Entries from a dataset of interfaces:
+-------+

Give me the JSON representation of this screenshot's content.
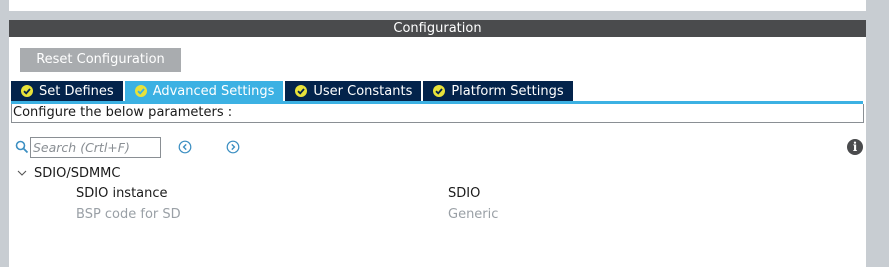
{
  "panel": {
    "title": "Configuration"
  },
  "toolbar": {
    "reset_label": "Reset Configuration"
  },
  "tabs": [
    {
      "label": "Set Defines",
      "active": false
    },
    {
      "label": "Advanced Settings",
      "active": true
    },
    {
      "label": "User Constants",
      "active": false
    },
    {
      "label": "Platform Settings",
      "active": false
    }
  ],
  "description": "Configure the below parameters :",
  "search": {
    "placeholder": "Search (Crtl+F)"
  },
  "tree": {
    "group_label": "SDIO/SDMMC",
    "params": [
      {
        "name": "SDIO instance",
        "value": "SDIO",
        "enabled": true
      },
      {
        "name": "BSP code for SD",
        "value": "Generic",
        "enabled": false
      }
    ]
  },
  "colors": {
    "header_bg": "#4a4b4d",
    "tab_bg": "#03234b",
    "tab_active_bg": "#3cb1e3",
    "check_badge": "#e8e23a",
    "button_bg": "#a9acaf"
  }
}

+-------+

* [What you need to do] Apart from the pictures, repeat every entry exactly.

* [Output for this exercise]
Give me the JSON representation of this screenshot's content.
{
  "panel": {
    "title": "Configuration"
  },
  "toolbar": {
    "reset_label": "Reset Configuration"
  },
  "tabs": [
    {
      "label": "Set Defines",
      "active": false
    },
    {
      "label": "Advanced Settings",
      "active": true
    },
    {
      "label": "User Constants",
      "active": false
    },
    {
      "label": "Platform Settings",
      "active": false
    }
  ],
  "description": "Configure the below parameters :",
  "search": {
    "placeholder": "Search (Crtl+F)"
  },
  "tree": {
    "group_label": "SDIO/SDMMC",
    "params": [
      {
        "name": "SDIO instance",
        "value": "SDIO",
        "enabled": true
      },
      {
        "name": "BSP code for SD",
        "value": "Generic",
        "enabled": false
      }
    ]
  },
  "colors": {
    "header_bg": "#4a4b4d",
    "tab_bg": "#03234b",
    "tab_active_bg": "#3cb1e3",
    "check_badge": "#e8e23a",
    "button_bg": "#a9acaf"
  }
}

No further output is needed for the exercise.